(Website and app data records)
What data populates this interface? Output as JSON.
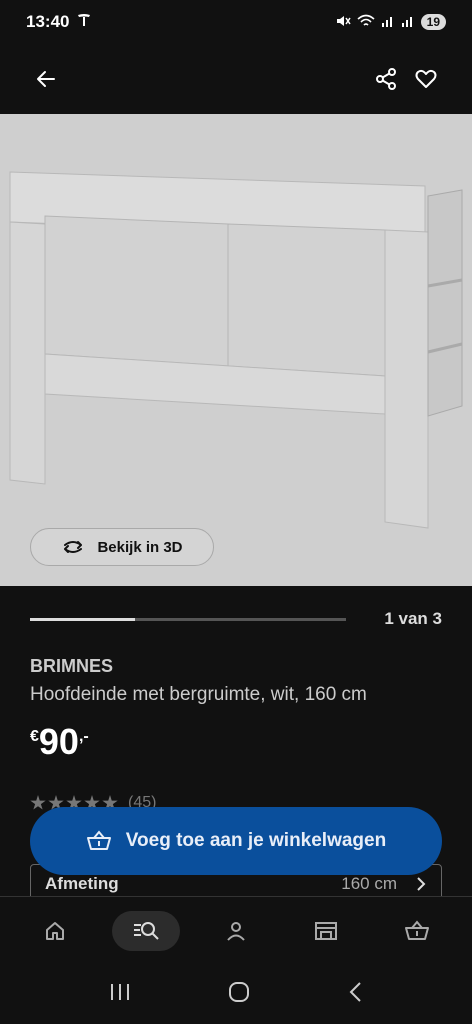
{
  "status": {
    "time": "13:40",
    "battery": "19"
  },
  "product": {
    "view3d_label": "Bekijk in 3D",
    "gallery_progress": {
      "current": 1,
      "total": 3,
      "text": "1 van 3"
    },
    "brand": "BRIMNES",
    "description": "Hoofdeinde met bergruimte, wit, 160 cm",
    "price": {
      "currency": "€",
      "amount": "90",
      "decimals": ",-"
    },
    "rating": {
      "stars": 4.5,
      "count_text": "(45)"
    },
    "size": {
      "label": "Afmeting",
      "value": "160 cm"
    }
  },
  "cart_button_label": "Voeg toe aan je winkelwagen",
  "bottom_nav": [
    "home-icon",
    "search-icon",
    "account-icon",
    "store-icon",
    "cart-icon"
  ],
  "colors": {
    "primary": "#0a4f9c",
    "background": "#111111"
  }
}
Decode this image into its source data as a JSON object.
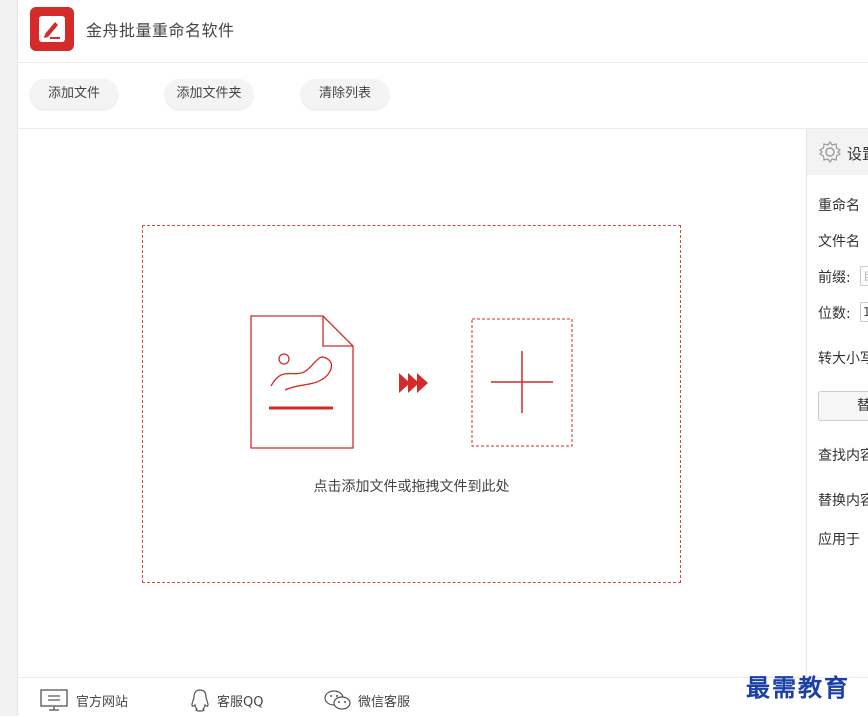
{
  "app": {
    "title": "金舟批量重命名软件"
  },
  "toolbar": {
    "add_file": "添加文件",
    "add_folder": "添加文件夹",
    "clear_list": "清除列表"
  },
  "dropzone": {
    "hint": "点击添加文件或拖拽文件到此处"
  },
  "settings_panel": {
    "header": "设置",
    "rename_label": "重命名",
    "filename_label": "文件名",
    "prefix_label": "前缀:",
    "prefix_placeholder": "自",
    "digits_label": "位数:",
    "digits_value": "1",
    "case_label": "转大小写",
    "replace_button": "替换",
    "find_label": "查找内容",
    "replace_label": "替换内容",
    "apply_label": "应用于"
  },
  "footer": {
    "website": "官方网站",
    "qq": "客服QQ",
    "wechat": "微信客服"
  },
  "watermark": "最需教育",
  "colors": {
    "accent": "#d42a2a",
    "dashed_border": "#d24a4a",
    "watermark": "#1a3fa8"
  }
}
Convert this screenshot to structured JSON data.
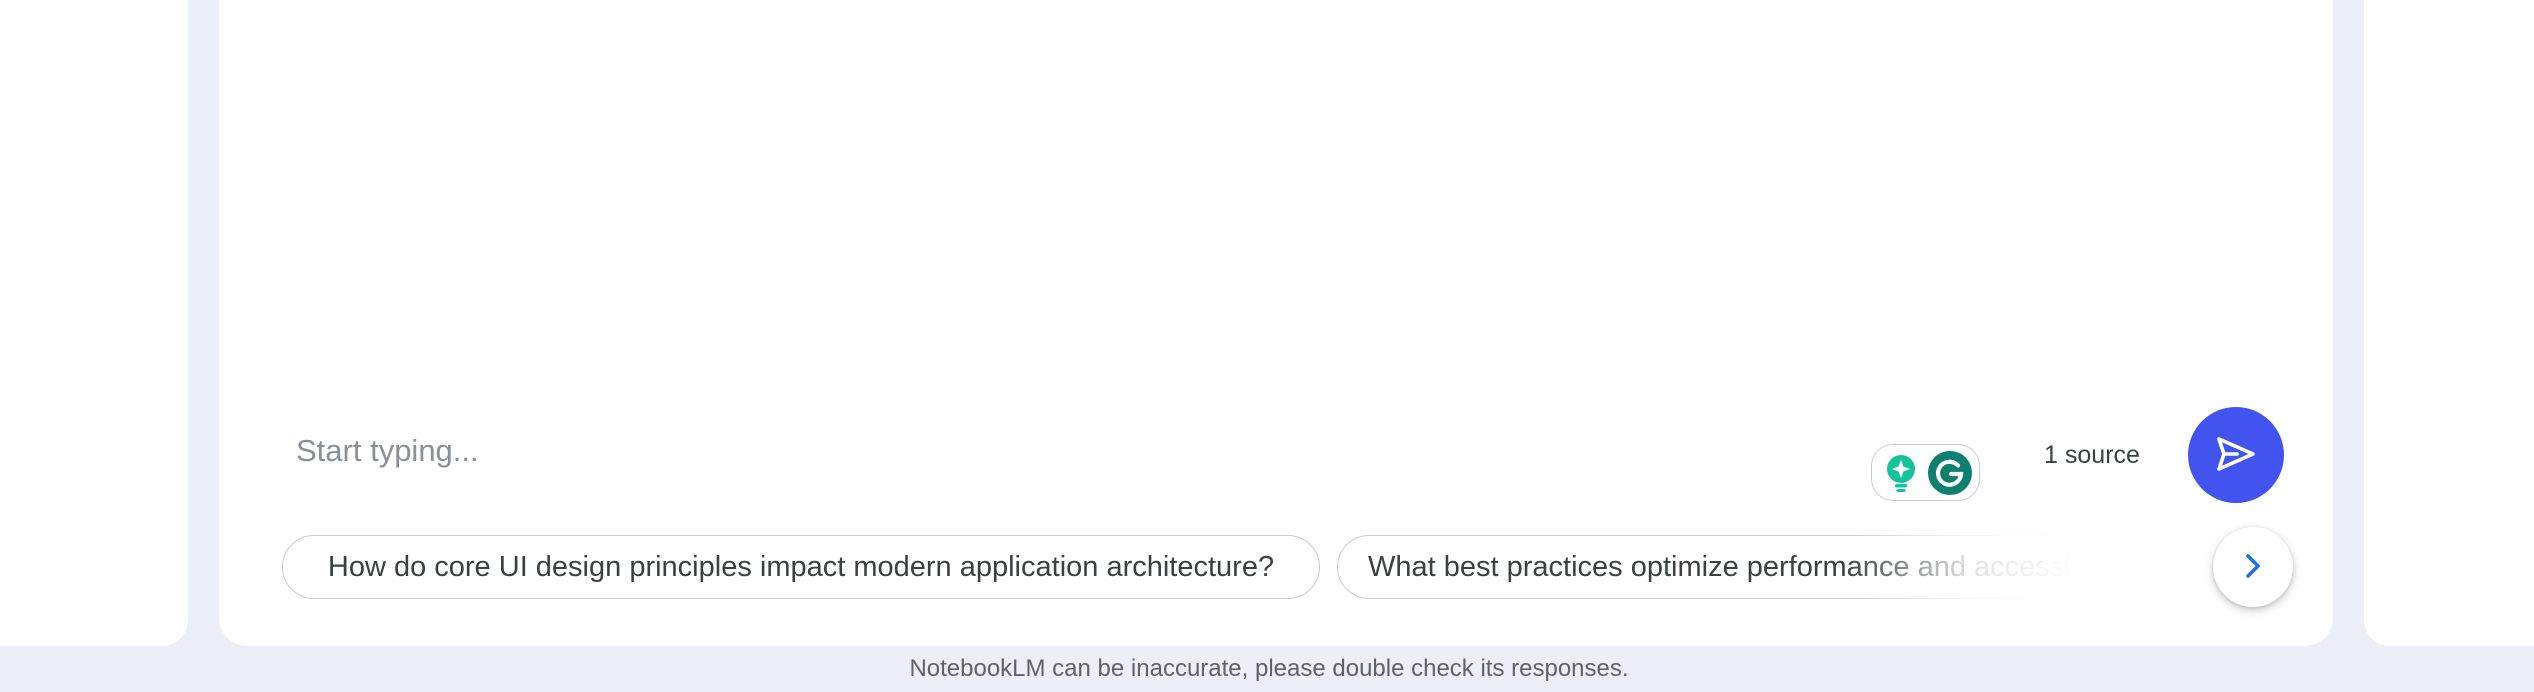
{
  "chat": {
    "input_placeholder": "Start typing...",
    "source_count": "1 source",
    "send_icon": "send-icon",
    "grammarly_icons": [
      "grammarly-lightbulb-icon",
      "grammarly-g-icon"
    ]
  },
  "suggestions": {
    "items": [
      "How do core UI design principles impact modern application architecture?",
      "What best practices optimize performance and accessibility in modern web applications?"
    ],
    "next_icon": "chevron-right-icon"
  },
  "footer": {
    "disclaimer": "NotebookLM can be inaccurate, please double check its responses."
  },
  "colors": {
    "background": "#eceef8",
    "panel": "#ffffff",
    "send_button": "#4353f0",
    "chevron": "#1a73e8",
    "grammarly": "#15c39a"
  }
}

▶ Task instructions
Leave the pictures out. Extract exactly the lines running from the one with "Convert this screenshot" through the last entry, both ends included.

▶ Expected output
Convert this screenshot to structured JSON data.
{
  "chat": {
    "input_placeholder": "Start typing...",
    "source_count": "1 source",
    "send_icon": "send-icon",
    "grammarly_icons": [
      "grammarly-lightbulb-icon",
      "grammarly-g-icon"
    ]
  },
  "suggestions": {
    "items": [
      "How do core UI design principles impact modern application architecture?",
      "What best practices optimize performance and accessibility in modern web applications?"
    ],
    "next_icon": "chevron-right-icon"
  },
  "footer": {
    "disclaimer": "NotebookLM can be inaccurate, please double check its responses."
  },
  "colors": {
    "background": "#eceef8",
    "panel": "#ffffff",
    "send_button": "#4353f0",
    "chevron": "#1a73e8",
    "grammarly": "#15c39a"
  }
}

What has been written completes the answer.